Zillow’s Zestimate is now 15 percent more accurate when it incorporates artificial intelligence that can determine how nice a home is, like a human would.
The Zestimate has always incorporated key factors to determine the value of a home: square footage, number of bedrooms, number of bathrooms and location. Those are known as “structured data.”
But the home value algorithm has also learned to analyze “unstructured data” that can help it estimate a higher value for a home with granite countertops and stainless steel appliances compared to a similar home with a formica kitchen.
Technically, the Zestimate can’t tell the difference between granite and formica. But the algorithm is being trained to analyze pixels in images and learn that certain pixels correlate with a higher price tag. The magazine Popular Science noted these features and their improvement to the Zestimate in a recent story about artificial intelligence. Zillow first started developing what it called a “neural network” to make these distinctions in 2016.

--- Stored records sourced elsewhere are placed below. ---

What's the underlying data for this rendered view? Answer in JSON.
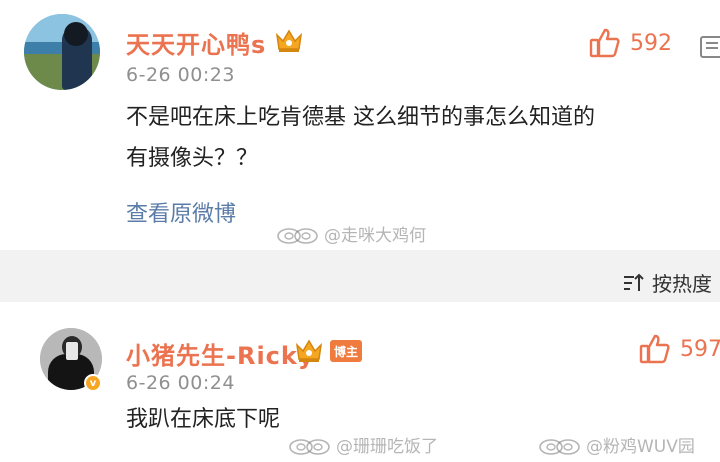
{
  "comments": [
    {
      "username": "天天开心鸭s",
      "time": "6-26 00:23",
      "text_line1": "不是吧在床上吃肯德基 这么细节的事怎么知道的",
      "text_line2": "有摄像头？？",
      "likes": "592",
      "view_original": "查看原微博"
    },
    {
      "username": "小猪先生-Ricky",
      "badge": "博主",
      "verified_mark": "v",
      "time": "6-26 00:24",
      "text": "我趴在床底下呢",
      "likes": "597"
    }
  ],
  "sort_label": "按热度",
  "watermarks": [
    "@走咪大鸡何",
    "@珊珊吃饭了",
    "@粉鸡WUV园"
  ],
  "colors": {
    "username": "#eb7350",
    "link": "#5b7ca8",
    "time": "#8f8f8f",
    "background": "#f2f2f2",
    "card": "#ffffff",
    "crown": "#f5a623"
  },
  "icons": [
    "thumbs-up-icon",
    "crown-icon",
    "more-icon",
    "sort-icon",
    "weibo-watermark-icon"
  ]
}
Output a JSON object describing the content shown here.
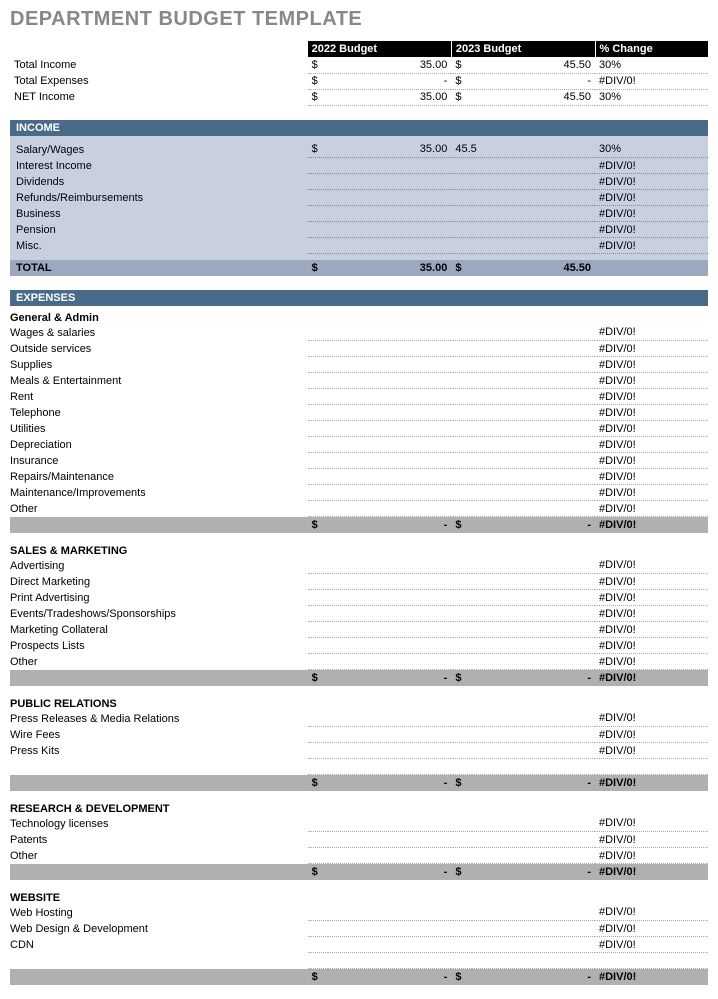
{
  "title": "DEPARTMENT BUDGET TEMPLATE",
  "headers": {
    "budget1": "2022 Budget",
    "budget2": "2023 Budget",
    "change": "% Change"
  },
  "currency": "$",
  "dash": "-",
  "div0": "#DIV/0!",
  "summary": {
    "rows": [
      {
        "label": "Total Income",
        "v1": "35.00",
        "v2": "45.50",
        "change": "30%"
      },
      {
        "label": "Total Expenses",
        "v1": "-",
        "v2": "-",
        "change": "#DIV/0!"
      },
      {
        "label": "NET Income",
        "v1": "35.00",
        "v2": "45.50",
        "change": "30%"
      }
    ]
  },
  "income": {
    "title": "INCOME",
    "rows": [
      {
        "label": "Salary/Wages",
        "sym1": "$",
        "v1": "35.00",
        "v2": "45.5",
        "change": "30%"
      },
      {
        "label": "Interest Income",
        "sym1": "",
        "v1": "",
        "v2": "",
        "change": "#DIV/0!"
      },
      {
        "label": "Dividends",
        "sym1": "",
        "v1": "",
        "v2": "",
        "change": "#DIV/0!"
      },
      {
        "label": "Refunds/Reimbursements",
        "sym1": "",
        "v1": "",
        "v2": "",
        "change": "#DIV/0!"
      },
      {
        "label": "Business",
        "sym1": "",
        "v1": "",
        "v2": "",
        "change": "#DIV/0!"
      },
      {
        "label": "Pension",
        "sym1": "",
        "v1": "",
        "v2": "",
        "change": "#DIV/0!"
      },
      {
        "label": "Misc.",
        "sym1": "",
        "v1": "",
        "v2": "",
        "change": "#DIV/0!"
      }
    ],
    "total": {
      "label": "TOTAL",
      "v1": "35.00",
      "v2": "45.50"
    }
  },
  "expenses": {
    "title": "EXPENSES",
    "groups": [
      {
        "name": "General & Admin",
        "rows": [
          {
            "label": "Wages & salaries"
          },
          {
            "label": "Outside services"
          },
          {
            "label": "Supplies"
          },
          {
            "label": "Meals & Entertainment"
          },
          {
            "label": "Rent"
          },
          {
            "label": "Telephone"
          },
          {
            "label": "Utilities"
          },
          {
            "label": "Depreciation"
          },
          {
            "label": "Insurance"
          },
          {
            "label": "Repairs/Maintenance"
          },
          {
            "label": "Maintenance/Improvements"
          },
          {
            "label": "Other"
          }
        ]
      },
      {
        "name": "SALES & MARKETING",
        "rows": [
          {
            "label": "Advertising"
          },
          {
            "label": "Direct Marketing"
          },
          {
            "label": "Print Advertising"
          },
          {
            "label": "Events/Tradeshows/Sponsorships"
          },
          {
            "label": "Marketing Collateral"
          },
          {
            "label": "Prospects Lists"
          },
          {
            "label": "Other"
          }
        ]
      },
      {
        "name": "PUBLIC RELATIONS",
        "rows": [
          {
            "label": "Press Releases & Media Relations"
          },
          {
            "label": "Wire Fees"
          },
          {
            "label": "Press Kits"
          },
          {
            "label": ""
          }
        ]
      },
      {
        "name": "RESEARCH & DEVELOPMENT",
        "rows": [
          {
            "label": "Technology licenses"
          },
          {
            "label": "Patents"
          },
          {
            "label": "Other"
          }
        ]
      },
      {
        "name": "WEBSITE",
        "rows": [
          {
            "label": "Web Hosting"
          },
          {
            "label": "Web Design & Development"
          },
          {
            "label": "CDN"
          },
          {
            "label": ""
          }
        ]
      }
    ]
  }
}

So far, Zillow has only introduced these capabilities in King County, where Zillow’s Seattle headquarters sits in Washington state. Zillow plans to roll out the feature more broadly but a spokesperson declined to say when or where.
Besides distinguishing between two kitchens, the new Zestimate could also analyze two homes on the same street with the same number of bedrooms and bathrooms. Now, if Zillow sees photos of both homes and one has been renovated and its next-door neighbor is a decade or two out of date, the Zestimate can reflect that in its price determination.
These are all things that any person looking at a house knows instinctively: which house looks nicer and more expensive. But the Zestimate hasn’t been able to parse those subtler differences until now.
“We’re now trying to teach computers that same sensibility that a person has,” Zillow Chief Analytics Officer Stan Humphries told Popular Science. “Teaching a computer to appreciate curb appeal is truly artificial intelligence.”